======== SUPPLIED DATA

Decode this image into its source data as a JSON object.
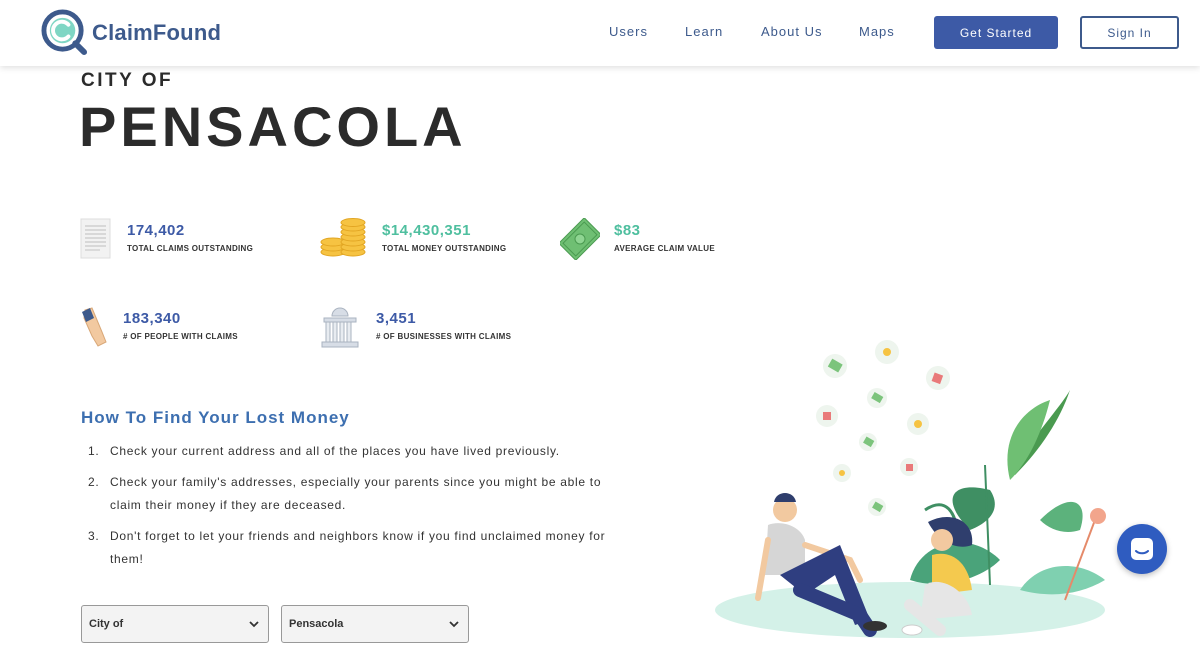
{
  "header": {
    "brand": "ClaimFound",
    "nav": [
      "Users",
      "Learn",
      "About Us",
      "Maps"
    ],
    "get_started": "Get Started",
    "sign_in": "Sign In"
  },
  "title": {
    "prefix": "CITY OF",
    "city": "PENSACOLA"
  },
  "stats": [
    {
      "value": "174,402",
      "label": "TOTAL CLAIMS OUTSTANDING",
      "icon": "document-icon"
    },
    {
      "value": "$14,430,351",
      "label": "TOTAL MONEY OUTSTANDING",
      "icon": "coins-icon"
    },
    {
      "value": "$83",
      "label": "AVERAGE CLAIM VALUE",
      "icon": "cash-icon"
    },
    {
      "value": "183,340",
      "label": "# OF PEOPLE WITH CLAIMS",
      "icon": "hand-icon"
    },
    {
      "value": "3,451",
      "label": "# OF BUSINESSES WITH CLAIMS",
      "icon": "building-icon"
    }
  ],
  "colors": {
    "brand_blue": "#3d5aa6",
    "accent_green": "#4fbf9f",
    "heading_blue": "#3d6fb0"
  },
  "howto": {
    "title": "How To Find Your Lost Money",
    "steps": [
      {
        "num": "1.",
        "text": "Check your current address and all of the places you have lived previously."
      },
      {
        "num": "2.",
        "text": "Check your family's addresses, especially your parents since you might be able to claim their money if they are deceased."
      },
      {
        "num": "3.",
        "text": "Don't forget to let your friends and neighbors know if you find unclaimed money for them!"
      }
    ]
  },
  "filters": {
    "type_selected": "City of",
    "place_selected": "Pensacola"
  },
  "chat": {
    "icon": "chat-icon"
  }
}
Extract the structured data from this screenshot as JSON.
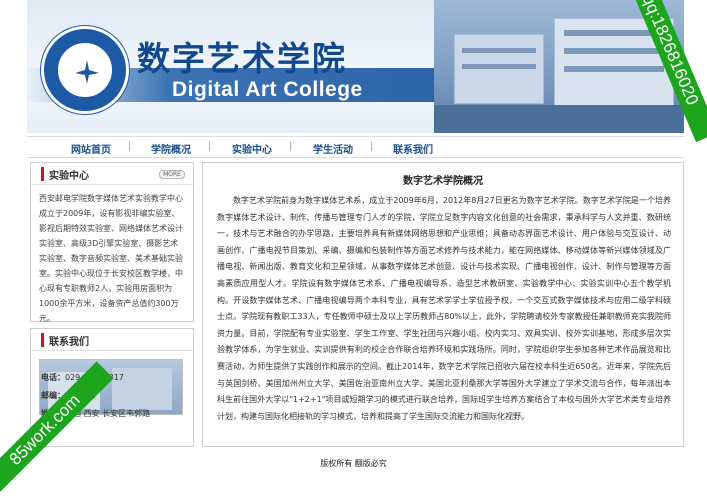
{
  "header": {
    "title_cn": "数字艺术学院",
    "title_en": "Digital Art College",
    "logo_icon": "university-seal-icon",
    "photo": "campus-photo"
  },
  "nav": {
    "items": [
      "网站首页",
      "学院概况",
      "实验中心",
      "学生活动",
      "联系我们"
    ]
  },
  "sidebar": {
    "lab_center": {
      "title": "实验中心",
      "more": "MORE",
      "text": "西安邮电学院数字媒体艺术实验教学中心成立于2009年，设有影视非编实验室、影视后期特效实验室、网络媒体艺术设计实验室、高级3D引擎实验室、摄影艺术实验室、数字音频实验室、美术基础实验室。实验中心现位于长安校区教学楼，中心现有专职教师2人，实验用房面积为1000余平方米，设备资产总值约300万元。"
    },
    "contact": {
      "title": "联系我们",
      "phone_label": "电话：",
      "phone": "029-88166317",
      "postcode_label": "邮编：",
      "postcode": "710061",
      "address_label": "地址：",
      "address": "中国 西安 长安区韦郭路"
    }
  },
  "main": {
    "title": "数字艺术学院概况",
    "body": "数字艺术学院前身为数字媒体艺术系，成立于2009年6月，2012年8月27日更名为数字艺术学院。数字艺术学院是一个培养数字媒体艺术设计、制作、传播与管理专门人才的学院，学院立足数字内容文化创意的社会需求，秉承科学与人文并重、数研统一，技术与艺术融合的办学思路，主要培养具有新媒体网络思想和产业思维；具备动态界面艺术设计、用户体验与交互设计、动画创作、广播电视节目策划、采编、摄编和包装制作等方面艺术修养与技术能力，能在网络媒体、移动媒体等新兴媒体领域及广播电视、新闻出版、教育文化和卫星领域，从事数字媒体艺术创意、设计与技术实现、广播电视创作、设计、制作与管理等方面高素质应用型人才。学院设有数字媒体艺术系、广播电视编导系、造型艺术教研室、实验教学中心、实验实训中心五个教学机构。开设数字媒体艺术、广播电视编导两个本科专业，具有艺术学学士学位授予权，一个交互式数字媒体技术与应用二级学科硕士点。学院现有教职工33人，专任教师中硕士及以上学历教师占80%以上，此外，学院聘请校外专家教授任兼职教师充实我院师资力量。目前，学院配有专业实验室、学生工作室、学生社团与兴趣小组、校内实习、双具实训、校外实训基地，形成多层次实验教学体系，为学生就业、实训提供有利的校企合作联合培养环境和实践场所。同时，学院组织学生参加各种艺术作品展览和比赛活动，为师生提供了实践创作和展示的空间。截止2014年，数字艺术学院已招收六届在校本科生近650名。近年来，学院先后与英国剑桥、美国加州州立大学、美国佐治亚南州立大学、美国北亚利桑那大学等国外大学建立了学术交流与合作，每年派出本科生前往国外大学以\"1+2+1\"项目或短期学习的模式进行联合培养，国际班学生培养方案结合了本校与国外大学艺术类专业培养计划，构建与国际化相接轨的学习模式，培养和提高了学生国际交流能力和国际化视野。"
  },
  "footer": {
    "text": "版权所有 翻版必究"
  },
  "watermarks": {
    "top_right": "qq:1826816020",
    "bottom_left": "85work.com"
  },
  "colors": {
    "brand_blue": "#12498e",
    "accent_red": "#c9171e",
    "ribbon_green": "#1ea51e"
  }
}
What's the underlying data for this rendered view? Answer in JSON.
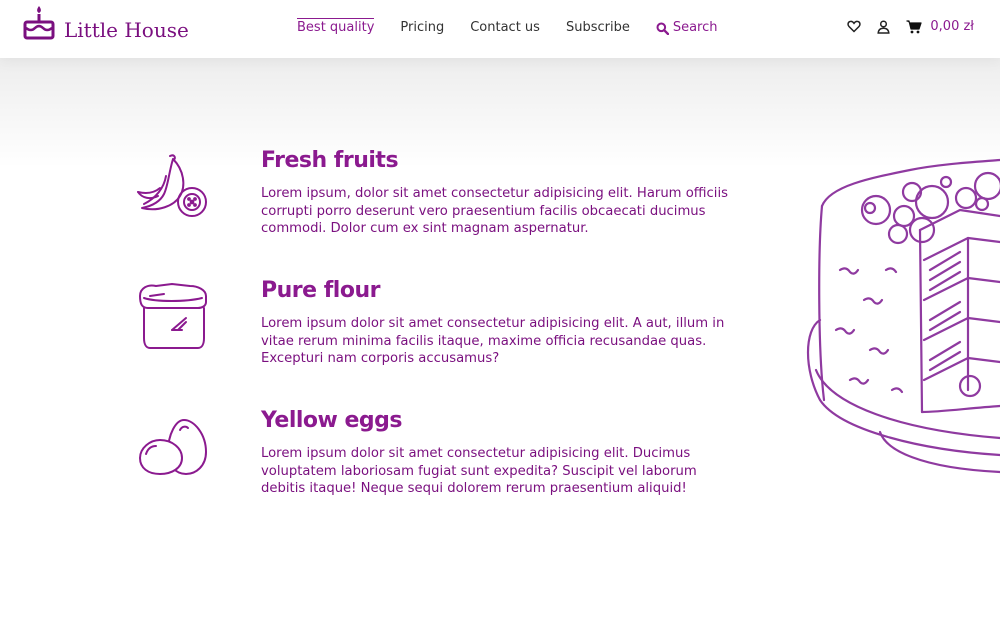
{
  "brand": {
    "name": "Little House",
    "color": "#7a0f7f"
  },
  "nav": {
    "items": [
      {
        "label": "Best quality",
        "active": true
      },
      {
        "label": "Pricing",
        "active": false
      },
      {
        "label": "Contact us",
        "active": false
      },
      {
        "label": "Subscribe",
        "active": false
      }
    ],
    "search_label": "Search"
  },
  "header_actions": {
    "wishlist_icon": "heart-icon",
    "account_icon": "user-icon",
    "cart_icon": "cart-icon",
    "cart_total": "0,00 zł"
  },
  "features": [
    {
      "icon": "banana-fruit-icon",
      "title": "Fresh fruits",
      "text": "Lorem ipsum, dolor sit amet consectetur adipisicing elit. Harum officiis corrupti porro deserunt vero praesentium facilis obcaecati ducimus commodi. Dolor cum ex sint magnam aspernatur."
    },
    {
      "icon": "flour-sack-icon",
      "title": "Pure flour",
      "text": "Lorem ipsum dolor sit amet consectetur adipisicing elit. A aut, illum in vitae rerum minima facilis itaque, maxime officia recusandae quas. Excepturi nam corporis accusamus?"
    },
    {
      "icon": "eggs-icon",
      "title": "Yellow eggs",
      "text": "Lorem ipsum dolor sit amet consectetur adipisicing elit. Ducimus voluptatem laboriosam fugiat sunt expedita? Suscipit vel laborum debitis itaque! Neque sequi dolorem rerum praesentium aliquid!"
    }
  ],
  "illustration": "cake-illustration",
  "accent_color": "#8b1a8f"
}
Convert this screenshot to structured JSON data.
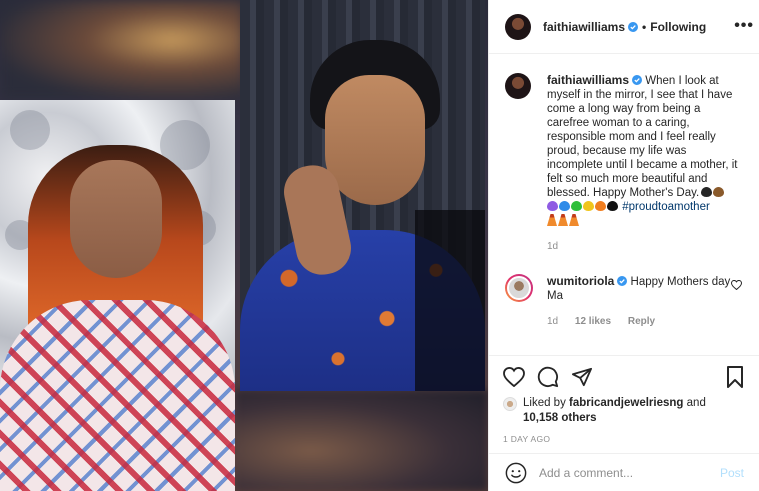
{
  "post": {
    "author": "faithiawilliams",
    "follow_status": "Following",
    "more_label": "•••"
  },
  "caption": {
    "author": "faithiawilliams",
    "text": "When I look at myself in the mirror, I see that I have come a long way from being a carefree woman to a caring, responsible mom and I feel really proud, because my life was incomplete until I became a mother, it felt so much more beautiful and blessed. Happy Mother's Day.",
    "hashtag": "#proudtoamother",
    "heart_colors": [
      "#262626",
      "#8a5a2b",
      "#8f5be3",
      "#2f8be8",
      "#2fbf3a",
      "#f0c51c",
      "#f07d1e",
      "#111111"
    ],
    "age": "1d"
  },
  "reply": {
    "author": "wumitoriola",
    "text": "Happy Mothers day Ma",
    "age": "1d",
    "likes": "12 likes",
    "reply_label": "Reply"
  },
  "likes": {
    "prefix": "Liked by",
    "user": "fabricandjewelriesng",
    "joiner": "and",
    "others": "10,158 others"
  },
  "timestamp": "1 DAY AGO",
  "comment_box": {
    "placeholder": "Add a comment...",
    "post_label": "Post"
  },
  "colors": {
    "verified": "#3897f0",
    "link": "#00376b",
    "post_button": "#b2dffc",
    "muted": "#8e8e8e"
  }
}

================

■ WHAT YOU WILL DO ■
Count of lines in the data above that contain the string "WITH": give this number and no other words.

■ EXPECTED OUTPUT ■
2